**Activity:** The expected answer is a copy of every line in the listing that has the word "this".
[Records Boundary: Start]
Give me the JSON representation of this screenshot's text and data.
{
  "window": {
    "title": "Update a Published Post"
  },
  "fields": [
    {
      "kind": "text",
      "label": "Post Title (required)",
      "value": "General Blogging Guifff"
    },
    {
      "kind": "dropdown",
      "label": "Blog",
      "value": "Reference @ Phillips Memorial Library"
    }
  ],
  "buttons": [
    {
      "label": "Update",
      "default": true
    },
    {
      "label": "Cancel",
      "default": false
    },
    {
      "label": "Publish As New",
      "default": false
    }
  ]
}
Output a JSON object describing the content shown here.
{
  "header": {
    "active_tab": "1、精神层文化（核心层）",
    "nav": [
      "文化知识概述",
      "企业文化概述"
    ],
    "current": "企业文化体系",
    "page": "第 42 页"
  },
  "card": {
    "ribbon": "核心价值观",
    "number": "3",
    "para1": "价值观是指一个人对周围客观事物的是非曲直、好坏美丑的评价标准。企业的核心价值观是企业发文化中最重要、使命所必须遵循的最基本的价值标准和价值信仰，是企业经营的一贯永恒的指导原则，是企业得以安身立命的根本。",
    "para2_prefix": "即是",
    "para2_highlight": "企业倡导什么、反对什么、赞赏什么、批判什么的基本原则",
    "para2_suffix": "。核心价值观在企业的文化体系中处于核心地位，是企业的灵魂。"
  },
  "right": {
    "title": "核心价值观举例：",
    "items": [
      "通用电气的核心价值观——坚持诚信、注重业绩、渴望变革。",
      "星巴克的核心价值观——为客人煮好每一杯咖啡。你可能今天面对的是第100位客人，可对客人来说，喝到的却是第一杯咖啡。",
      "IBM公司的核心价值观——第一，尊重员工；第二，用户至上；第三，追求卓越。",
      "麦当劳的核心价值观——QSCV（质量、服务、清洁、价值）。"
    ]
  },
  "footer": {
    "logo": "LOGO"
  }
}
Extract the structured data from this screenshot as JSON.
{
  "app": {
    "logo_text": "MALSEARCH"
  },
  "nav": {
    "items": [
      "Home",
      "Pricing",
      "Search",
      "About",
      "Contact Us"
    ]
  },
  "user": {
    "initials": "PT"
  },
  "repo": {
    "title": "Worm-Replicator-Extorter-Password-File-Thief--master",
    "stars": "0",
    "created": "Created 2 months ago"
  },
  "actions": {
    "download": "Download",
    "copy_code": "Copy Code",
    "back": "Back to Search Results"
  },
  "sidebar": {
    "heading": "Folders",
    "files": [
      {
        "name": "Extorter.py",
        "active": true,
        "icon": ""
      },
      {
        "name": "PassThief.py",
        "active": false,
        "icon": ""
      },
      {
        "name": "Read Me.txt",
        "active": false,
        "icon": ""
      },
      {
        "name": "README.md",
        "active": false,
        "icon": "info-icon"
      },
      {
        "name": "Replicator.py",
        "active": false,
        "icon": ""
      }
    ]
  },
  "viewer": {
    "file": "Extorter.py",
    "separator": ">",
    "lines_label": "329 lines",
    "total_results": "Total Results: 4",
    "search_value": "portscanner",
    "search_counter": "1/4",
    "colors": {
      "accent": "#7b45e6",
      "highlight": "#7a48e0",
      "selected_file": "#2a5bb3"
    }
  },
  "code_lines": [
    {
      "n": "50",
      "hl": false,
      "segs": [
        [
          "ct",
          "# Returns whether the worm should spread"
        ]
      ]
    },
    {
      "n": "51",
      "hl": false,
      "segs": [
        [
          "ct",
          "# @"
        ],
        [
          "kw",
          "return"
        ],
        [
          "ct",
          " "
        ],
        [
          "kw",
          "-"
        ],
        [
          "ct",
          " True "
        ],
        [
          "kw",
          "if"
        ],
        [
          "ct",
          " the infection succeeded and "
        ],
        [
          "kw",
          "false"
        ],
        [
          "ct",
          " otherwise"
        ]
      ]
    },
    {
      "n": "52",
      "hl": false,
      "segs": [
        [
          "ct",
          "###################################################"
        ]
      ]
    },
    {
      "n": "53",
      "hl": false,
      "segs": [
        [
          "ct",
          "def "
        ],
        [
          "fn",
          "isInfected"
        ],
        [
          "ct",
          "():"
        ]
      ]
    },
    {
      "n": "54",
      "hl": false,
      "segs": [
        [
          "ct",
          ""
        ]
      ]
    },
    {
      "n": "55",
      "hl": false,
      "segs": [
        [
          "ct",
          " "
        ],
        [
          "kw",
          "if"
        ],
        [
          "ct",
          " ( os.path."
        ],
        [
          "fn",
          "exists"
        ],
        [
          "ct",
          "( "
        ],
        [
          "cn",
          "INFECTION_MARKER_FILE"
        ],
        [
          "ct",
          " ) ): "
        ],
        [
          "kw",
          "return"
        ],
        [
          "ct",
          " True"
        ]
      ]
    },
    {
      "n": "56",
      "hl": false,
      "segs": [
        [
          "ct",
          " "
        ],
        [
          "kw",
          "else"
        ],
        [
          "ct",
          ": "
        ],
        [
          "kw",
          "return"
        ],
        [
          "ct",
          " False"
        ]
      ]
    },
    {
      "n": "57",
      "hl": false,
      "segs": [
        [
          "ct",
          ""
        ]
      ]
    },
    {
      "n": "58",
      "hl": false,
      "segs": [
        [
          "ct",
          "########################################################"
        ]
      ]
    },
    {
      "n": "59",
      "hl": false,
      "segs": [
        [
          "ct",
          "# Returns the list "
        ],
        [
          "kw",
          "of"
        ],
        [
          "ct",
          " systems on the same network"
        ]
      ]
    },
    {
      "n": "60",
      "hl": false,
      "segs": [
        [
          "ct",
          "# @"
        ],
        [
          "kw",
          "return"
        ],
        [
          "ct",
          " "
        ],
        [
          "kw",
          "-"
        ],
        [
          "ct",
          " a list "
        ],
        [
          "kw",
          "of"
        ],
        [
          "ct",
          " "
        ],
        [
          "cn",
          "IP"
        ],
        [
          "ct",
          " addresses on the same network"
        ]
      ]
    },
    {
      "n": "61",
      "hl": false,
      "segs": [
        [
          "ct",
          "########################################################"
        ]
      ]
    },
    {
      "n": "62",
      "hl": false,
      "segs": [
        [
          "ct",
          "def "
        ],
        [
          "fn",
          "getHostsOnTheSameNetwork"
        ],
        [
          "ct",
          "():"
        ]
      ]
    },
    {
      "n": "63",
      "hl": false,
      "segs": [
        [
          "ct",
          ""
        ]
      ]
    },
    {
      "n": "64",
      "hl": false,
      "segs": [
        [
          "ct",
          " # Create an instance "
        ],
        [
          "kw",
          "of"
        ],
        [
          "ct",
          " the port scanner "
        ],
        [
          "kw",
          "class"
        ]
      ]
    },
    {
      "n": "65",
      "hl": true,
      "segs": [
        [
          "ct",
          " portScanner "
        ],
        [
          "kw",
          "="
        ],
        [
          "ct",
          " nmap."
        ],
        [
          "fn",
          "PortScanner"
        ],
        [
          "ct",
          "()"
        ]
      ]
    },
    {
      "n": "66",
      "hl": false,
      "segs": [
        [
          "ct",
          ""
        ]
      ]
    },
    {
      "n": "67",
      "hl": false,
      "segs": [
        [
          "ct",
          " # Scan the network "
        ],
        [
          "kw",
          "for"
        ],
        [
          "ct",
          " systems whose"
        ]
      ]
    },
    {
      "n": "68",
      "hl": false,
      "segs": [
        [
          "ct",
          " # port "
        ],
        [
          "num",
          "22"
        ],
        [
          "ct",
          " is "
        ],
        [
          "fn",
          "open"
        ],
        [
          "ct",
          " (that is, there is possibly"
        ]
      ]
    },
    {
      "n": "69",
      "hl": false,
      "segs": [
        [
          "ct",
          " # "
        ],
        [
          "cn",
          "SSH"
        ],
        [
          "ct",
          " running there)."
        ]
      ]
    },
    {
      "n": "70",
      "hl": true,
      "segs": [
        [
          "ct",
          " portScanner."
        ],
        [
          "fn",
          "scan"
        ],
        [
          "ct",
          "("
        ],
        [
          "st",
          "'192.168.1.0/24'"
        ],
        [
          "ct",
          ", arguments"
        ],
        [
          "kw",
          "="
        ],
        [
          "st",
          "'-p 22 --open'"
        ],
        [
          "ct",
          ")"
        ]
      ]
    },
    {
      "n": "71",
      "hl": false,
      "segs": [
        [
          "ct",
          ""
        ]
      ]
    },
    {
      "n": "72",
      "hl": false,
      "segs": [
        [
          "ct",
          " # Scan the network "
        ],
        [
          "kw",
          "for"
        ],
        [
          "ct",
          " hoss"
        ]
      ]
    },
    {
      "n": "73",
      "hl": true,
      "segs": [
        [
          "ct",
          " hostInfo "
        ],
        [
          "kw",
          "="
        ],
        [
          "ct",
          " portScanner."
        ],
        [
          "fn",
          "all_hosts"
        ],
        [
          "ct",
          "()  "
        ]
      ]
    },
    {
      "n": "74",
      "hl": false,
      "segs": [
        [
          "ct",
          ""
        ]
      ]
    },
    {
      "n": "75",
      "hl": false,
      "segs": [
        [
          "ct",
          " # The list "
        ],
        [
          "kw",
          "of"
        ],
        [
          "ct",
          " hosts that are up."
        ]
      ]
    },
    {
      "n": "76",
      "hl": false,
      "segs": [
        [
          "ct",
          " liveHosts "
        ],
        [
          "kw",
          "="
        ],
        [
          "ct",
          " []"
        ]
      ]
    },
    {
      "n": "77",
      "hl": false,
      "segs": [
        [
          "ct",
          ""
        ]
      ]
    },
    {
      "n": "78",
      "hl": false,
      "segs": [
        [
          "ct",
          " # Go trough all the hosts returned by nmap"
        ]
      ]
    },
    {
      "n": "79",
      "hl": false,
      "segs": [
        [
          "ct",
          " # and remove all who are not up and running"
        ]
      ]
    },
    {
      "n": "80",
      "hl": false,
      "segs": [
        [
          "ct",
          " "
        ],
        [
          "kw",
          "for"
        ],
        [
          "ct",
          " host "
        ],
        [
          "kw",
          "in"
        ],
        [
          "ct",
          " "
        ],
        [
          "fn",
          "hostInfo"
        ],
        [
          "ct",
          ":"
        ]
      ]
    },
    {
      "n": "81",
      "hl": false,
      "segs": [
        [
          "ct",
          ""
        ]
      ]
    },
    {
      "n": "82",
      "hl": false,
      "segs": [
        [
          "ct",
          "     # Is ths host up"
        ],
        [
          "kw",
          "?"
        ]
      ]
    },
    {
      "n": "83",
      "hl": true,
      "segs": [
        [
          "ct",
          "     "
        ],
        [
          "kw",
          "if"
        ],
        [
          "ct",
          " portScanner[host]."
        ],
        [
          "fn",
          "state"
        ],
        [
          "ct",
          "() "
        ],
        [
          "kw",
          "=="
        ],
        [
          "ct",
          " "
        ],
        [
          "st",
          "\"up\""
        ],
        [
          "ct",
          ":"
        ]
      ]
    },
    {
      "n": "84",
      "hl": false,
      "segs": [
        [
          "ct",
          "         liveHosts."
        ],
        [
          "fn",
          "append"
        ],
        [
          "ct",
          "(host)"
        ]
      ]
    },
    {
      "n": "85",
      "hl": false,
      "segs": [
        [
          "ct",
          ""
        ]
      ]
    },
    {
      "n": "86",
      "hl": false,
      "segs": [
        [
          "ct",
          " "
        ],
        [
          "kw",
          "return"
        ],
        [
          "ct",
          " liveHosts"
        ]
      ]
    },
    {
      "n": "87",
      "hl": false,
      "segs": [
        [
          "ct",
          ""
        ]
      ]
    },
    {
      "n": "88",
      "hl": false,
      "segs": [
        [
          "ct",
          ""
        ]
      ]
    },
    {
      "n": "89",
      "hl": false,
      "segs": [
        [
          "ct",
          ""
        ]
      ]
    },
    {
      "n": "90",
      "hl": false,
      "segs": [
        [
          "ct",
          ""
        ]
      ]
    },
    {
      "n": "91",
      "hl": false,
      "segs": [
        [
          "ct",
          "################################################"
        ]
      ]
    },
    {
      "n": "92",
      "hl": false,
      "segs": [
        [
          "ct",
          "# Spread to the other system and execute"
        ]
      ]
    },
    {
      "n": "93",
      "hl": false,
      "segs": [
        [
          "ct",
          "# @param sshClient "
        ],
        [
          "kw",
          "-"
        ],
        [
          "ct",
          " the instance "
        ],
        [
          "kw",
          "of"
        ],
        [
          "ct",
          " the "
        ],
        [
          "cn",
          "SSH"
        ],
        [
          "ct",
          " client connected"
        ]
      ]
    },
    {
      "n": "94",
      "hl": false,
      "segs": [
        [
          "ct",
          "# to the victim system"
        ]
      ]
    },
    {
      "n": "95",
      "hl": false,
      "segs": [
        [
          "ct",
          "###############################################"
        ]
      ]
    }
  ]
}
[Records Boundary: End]
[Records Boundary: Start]
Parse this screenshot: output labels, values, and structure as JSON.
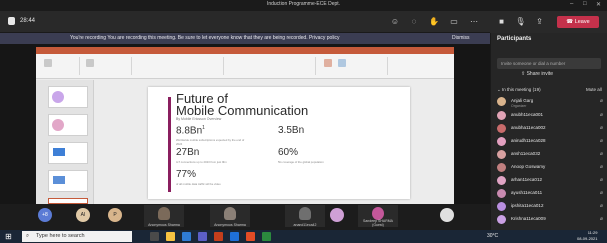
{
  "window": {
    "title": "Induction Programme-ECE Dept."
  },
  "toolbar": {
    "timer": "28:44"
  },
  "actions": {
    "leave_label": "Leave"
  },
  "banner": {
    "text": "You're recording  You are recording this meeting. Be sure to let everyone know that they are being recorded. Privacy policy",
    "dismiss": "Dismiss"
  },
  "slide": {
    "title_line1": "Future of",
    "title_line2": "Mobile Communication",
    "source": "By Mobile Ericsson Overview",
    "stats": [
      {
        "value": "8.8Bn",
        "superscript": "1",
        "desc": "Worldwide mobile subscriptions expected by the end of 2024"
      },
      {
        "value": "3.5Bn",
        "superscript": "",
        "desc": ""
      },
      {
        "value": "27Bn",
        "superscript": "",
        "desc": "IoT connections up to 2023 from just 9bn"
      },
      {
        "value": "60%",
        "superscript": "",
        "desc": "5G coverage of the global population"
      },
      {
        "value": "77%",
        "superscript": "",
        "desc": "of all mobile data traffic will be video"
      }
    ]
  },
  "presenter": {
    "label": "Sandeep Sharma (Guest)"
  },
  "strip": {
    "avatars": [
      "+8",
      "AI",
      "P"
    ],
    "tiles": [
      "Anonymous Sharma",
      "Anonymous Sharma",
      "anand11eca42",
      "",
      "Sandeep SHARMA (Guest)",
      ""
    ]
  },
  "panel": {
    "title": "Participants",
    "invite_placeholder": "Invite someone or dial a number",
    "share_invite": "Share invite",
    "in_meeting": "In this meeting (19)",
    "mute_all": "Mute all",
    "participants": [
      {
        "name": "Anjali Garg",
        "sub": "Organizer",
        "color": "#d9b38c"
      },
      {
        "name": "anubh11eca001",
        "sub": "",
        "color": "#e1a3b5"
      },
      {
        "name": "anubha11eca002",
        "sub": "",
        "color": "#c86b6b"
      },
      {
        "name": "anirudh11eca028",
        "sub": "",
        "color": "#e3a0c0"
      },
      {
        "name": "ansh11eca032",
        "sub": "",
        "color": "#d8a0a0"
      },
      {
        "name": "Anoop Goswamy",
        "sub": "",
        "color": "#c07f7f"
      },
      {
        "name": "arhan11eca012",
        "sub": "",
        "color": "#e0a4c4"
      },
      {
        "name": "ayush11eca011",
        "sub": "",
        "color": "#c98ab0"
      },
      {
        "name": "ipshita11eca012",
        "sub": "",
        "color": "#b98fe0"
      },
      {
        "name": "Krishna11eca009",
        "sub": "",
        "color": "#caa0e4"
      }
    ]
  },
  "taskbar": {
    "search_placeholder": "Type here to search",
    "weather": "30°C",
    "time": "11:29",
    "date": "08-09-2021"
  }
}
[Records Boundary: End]
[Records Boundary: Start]
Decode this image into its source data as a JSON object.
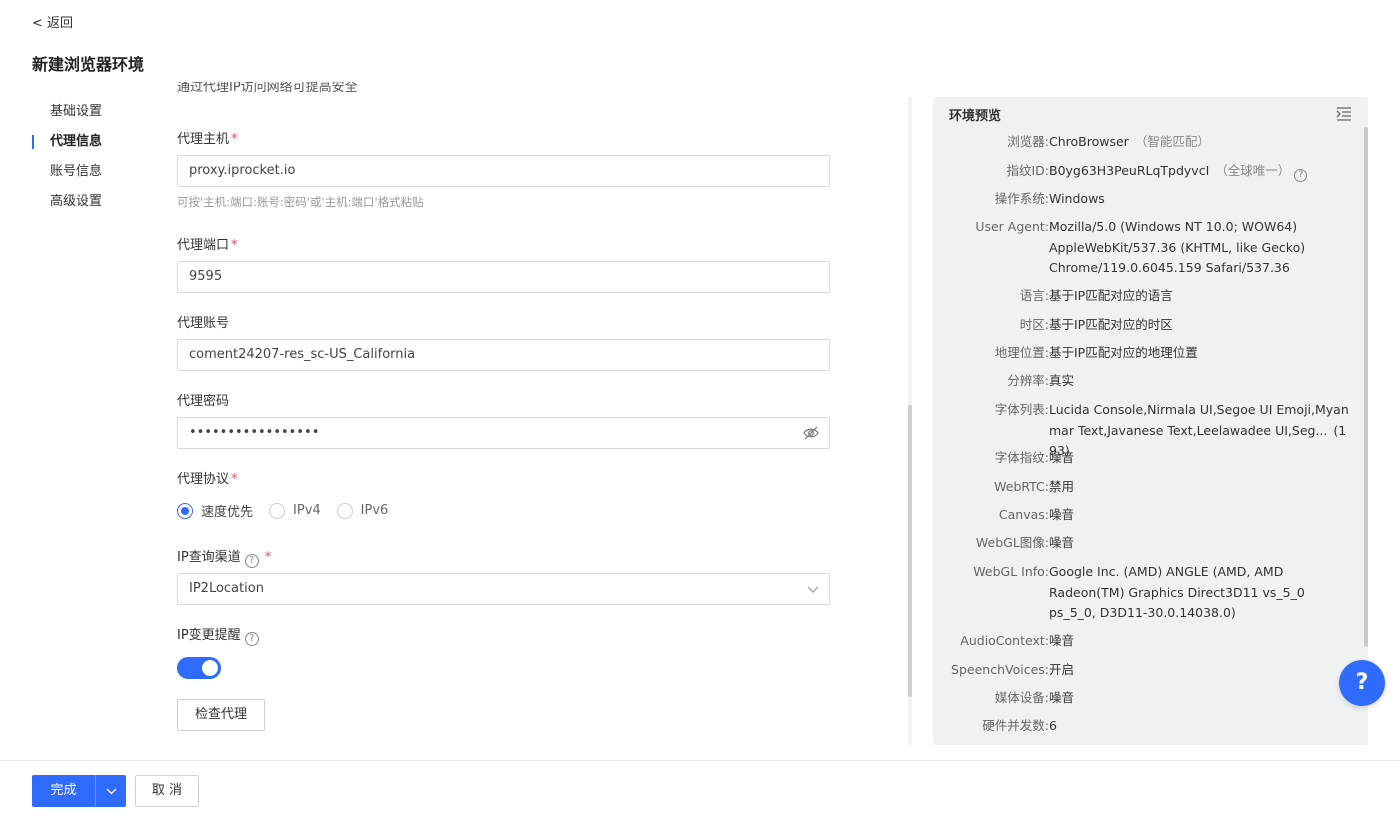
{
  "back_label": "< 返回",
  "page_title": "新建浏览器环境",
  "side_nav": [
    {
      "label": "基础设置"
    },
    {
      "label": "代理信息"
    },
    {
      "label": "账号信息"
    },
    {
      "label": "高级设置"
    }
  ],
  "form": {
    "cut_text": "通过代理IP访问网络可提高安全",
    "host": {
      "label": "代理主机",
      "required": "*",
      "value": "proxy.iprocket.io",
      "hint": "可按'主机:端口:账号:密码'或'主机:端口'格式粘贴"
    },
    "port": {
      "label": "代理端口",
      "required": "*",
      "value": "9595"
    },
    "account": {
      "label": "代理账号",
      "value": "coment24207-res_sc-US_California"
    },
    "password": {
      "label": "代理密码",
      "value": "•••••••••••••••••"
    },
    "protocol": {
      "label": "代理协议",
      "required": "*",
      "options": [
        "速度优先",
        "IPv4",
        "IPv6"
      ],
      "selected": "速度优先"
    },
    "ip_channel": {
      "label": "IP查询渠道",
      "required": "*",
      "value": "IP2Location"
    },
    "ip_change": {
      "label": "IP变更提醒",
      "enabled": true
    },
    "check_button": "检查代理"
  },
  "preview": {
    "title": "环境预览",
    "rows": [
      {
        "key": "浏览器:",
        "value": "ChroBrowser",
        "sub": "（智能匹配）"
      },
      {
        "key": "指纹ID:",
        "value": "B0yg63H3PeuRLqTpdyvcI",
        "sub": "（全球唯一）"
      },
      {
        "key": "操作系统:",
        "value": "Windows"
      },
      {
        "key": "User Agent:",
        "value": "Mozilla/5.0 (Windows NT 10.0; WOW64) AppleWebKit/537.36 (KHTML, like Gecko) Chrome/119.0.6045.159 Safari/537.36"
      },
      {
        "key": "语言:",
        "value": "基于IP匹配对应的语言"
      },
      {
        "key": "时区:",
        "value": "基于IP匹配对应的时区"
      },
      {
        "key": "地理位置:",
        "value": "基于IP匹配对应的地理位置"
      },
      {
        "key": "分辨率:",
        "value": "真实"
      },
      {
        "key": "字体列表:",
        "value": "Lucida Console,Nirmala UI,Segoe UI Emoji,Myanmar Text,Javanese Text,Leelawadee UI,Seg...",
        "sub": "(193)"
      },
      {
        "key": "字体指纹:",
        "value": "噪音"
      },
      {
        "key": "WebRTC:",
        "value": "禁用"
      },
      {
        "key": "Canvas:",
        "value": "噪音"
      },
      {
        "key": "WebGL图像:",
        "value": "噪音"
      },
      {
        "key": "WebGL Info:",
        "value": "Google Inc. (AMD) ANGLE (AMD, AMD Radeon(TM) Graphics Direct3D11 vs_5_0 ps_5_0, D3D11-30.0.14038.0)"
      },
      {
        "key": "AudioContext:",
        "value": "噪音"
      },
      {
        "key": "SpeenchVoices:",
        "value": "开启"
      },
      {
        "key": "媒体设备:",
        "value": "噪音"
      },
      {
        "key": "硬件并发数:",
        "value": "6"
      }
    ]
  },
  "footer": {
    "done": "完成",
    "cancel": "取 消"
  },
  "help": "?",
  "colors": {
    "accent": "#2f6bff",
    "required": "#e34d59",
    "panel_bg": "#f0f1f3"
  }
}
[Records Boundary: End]
**Answer section:**
Give me the JSON representation of this screenshot's text and data.
Extract the structured data from this screenshot as JSON.
Parse this screenshot: output labels, values, and structure as JSON.
    "text": "You're recording  You are recording this meeting. Be sure to let everyone know that they are being recorded. Privacy policy",
    "in_meeting": "In this meeting (19)",
Decode this image into its source data as a JSON object.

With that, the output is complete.